WHAT IS NEEDED ->
Locate the word "state" in the material, then show every line that holds it.
↓
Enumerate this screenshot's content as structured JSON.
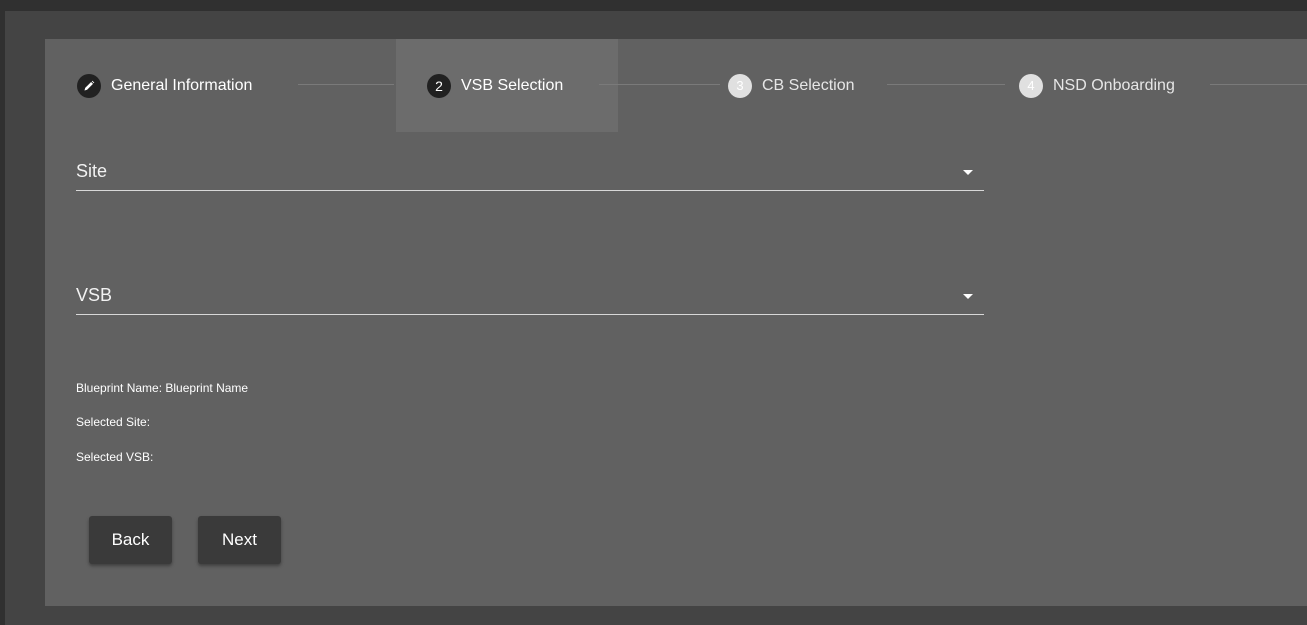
{
  "stepper": {
    "steps": [
      {
        "label": "General Information",
        "marker": "",
        "icon": "pencil-icon",
        "state": "done"
      },
      {
        "label": "VSB Selection",
        "marker": "2",
        "state": "current"
      },
      {
        "label": "CB Selection",
        "marker": "3",
        "state": "pending"
      },
      {
        "label": "NSD Onboarding",
        "marker": "4",
        "state": "pending"
      }
    ]
  },
  "form": {
    "site_label": "Site",
    "vsb_label": "VSB"
  },
  "summary": {
    "blueprint_name": "Blueprint Name: Blueprint Name",
    "selected_site": "Selected Site:",
    "selected_vsb": "Selected VSB:"
  },
  "actions": {
    "back_label": "Back",
    "next_label": "Next"
  },
  "colors": {
    "card": "#616161",
    "active_step": "#6c6c6c",
    "button": "#3a3a3a"
  }
}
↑
OUTPUT OF THE EXERCISE ->
        "state": "done"
        "state": "current"
        "state": "pending"
        "state": "pending"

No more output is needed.